Tyler was seven when he joined one of the Clubs.  That year, the Phoenix Suns were in the MBA finals with the Chicago Bulls.  Charles Barkley was his hero.  He wanted to be a basketball player.  His parents indulged him by letting him join even though they had to drive him from Power and Guadalupe Road in Mesa to the gym at the club near Elliot and Gilbert Rd. in Gilbert.  He had to be there two nights a week - one for practice and the other to play.
A few years later, when his parents were going through a divorce, Tyler became a latch-key kid.  His mother worked in retail and had a varied work schedule.  His younger siblings were at a babysitter.  Tyler's friends knew there was a nice liquor cabinet in Tyler's home and even though Tyler was afraid of incurring his father's wrath, it was a big temptation to cave to peer pressure.  About the time the pressure to cave was at its worst, A local Boys and Girls Club van slowed down for the driver, who knew Tyler, saw him and stopped to visit.  With the driver was a new Boys and Girls Club employee, Christina.  Christina was in her early 20's, very attractive, and Tyler readily agreed to help with the heavy lifting at the new satelite club which was being started at a local elementary school where Christina would be working.  
Among the programs Tyler took advantage of learning as he observed what was offered at the center.  He learned how to fill out job applications, create a resume and interview for jobs.  He went along as a volunteer on field trips.  He has a history of 25 years with the Boys and Girls Clubs.  It became his career.  He has been a paid professional with them for thirteen years.  While 54% of their alumni say the Club saved their life, Tyler can say the Club made his life.
The Boys and Girls Clubs survive with relatively few paid employees and lots of volunteer support.  They need coaches for their athletic programs, and individuals who are willing to help after school with homework coaching and support as well as those who want to help with teaching hobbies and creative crafts.
They have a Keystone group which is comparable to Ineract.  The youth do service in the community and raise money to attend leadership activities.

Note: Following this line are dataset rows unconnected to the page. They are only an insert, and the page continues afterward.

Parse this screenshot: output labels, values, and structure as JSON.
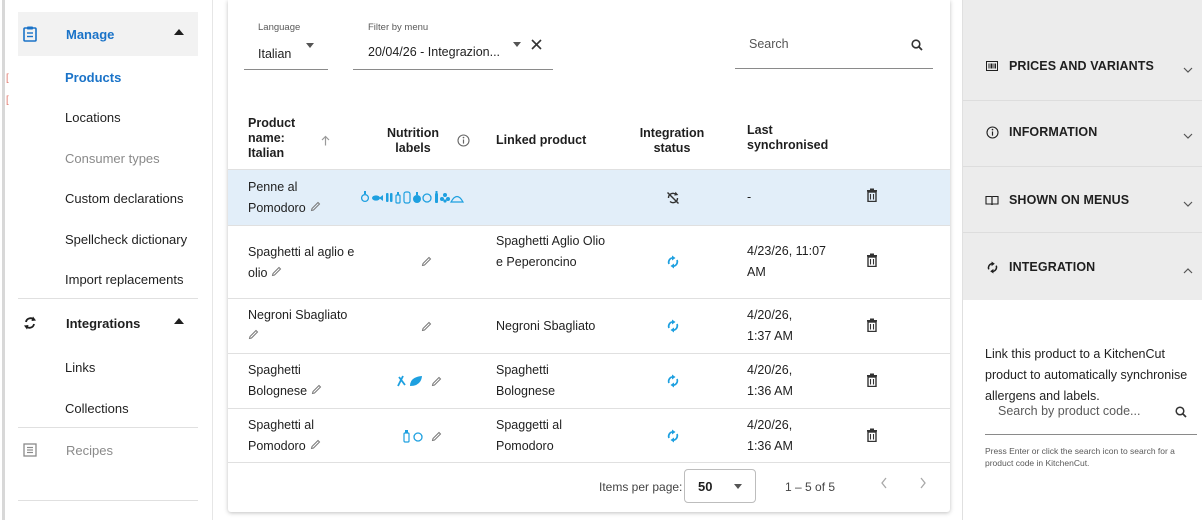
{
  "sidebar": {
    "manage_label": "Manage",
    "manage_items": [
      "Products",
      "Locations",
      "Consumer types",
      "Custom declarations",
      "Spellcheck dictionary",
      "Import replacements"
    ],
    "integrations_label": "Integrations",
    "integrations_items": [
      "Links",
      "Collections"
    ],
    "recipes_label": "Recipes"
  },
  "filters": {
    "language_label": "Language",
    "language_value": "Italian",
    "menu_label": "Filter by menu",
    "menu_value": "20/04/26 - Integrazion...",
    "search_placeholder": "Search"
  },
  "table": {
    "headers": {
      "product": "Product name: Italian",
      "nutrition": "Nutrition labels",
      "linked": "Linked product",
      "status": "Integration status",
      "synced": "Last synchronised"
    },
    "rows": [
      {
        "name": "Penne al Pomodoro",
        "linked": "",
        "synced": "-",
        "status_icon": "sync-disabled-icon",
        "labels": [
          "allergen-icons"
        ]
      },
      {
        "name": "Spaghetti al aglio e olio",
        "linked": "Spaghetti Aglio Olio e Peperoncino",
        "synced": "4/23/26, 11:07 AM",
        "status_icon": "sync-icon"
      },
      {
        "name": "Negroni Sbagliato",
        "linked": "Negroni Sbagliato",
        "synced": "4/20/26, 1:37 AM",
        "status_icon": "sync-icon"
      },
      {
        "name": "Spaghetti Bolognese",
        "linked": "Spaghetti Bolognese",
        "synced": "4/20/26, 1:36 AM",
        "status_icon": "sync-icon"
      },
      {
        "name": "Spaghetti al Pomodoro",
        "linked": "Spaggetti al Pomodoro",
        "synced": "4/20/26, 1:36 AM",
        "status_icon": "sync-icon"
      }
    ]
  },
  "paginator": {
    "items_per_page_label": "Items per page:",
    "page_size": "50",
    "range": "1 – 5 of 5"
  },
  "panel": {
    "sections": [
      "PRICES AND VARIANTS",
      "INFORMATION",
      "SHOWN ON MENUS",
      "INTEGRATION"
    ],
    "description": "Link this product to a KitchenCut product to automatically synchronise allergens and labels.",
    "search_placeholder": "Search by product code...",
    "hint": "Press Enter or click the search icon to search for a product code in KitchenCut."
  },
  "colors": {
    "accent": "#1a73c8",
    "icon_blue": "#1ea0e0",
    "selected_row": "#e2eef9",
    "panel_gray": "#ececec"
  }
}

Membership in the Boys and Girls Clubs is only $30 per year, but that is out of reach for many they want to serve.  They do not turn anyone away for financial reasons, but visitors to their facebook page will find the opportunity to participate in a raffle.  The proceeds of the raffle are used to provide membership scholarships for those children who cannot afford the membership fee.

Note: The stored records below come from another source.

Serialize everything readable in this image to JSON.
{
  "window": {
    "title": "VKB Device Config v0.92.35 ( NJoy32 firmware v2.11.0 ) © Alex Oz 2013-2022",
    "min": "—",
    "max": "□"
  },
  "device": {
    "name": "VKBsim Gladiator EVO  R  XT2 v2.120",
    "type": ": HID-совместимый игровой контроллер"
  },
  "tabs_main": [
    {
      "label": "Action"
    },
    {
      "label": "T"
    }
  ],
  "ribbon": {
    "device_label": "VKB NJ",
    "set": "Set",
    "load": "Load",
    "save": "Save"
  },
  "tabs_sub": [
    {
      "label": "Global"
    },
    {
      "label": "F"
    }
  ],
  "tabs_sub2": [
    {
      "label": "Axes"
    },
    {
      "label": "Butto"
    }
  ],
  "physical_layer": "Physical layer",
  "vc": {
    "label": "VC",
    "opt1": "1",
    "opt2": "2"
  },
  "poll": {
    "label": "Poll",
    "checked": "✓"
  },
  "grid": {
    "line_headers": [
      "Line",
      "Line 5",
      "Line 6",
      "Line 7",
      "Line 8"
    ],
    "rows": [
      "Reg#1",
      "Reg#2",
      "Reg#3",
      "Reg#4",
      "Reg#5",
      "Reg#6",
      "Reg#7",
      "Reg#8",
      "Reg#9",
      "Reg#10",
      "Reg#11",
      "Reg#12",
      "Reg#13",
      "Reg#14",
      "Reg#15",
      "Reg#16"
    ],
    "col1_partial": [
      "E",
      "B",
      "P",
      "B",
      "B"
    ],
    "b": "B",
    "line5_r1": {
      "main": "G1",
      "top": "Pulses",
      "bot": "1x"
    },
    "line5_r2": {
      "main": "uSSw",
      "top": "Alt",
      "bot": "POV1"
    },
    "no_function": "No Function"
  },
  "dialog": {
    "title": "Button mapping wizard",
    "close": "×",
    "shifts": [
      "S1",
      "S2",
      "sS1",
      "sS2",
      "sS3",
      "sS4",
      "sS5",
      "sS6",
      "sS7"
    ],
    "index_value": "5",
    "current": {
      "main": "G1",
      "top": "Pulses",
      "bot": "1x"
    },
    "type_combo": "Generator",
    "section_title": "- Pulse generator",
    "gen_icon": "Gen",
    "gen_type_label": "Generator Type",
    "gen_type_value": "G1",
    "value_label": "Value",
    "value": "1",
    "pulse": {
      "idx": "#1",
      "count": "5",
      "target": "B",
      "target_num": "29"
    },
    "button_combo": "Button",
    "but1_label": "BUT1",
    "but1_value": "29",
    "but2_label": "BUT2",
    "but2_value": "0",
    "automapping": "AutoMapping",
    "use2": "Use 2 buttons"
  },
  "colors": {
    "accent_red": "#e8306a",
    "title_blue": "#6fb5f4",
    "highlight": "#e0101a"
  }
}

One of Tyler's boyhood dreams has sort of come true.  He always wanted to be the Suns announcer, the one out on the floor introducing the players.  He gets to do the next best thing.  When they take kids on a tour of the Suns facility, he gets to use the PA system to announce them as players on the floor of the arena.  In addition to his work with the Club, he is a promo rep for KTAR and has announced local hip-hop events.
During questions and answers, Tyler made it clear that volunteers do have to have their background checked before they can participate.  
Individuals who want to learn more or are interested in volunteering at the Club can CLICK HERE to visit their website.  Those interested in buying raffle tickets to help them raise money for membership fees for those kids who need that assistance can CLICK HERE to visit their Facebook page.
  • The Club will be dark (no regular meeting) on July 5.
  • The July 12 meeting will be a Club Assembly, and feature DG Jim Erickson presenting The Rotary Foundation recognition materials.
  • Colleen Coons is also joining Mesa West Rotary as a Rotary Reserve member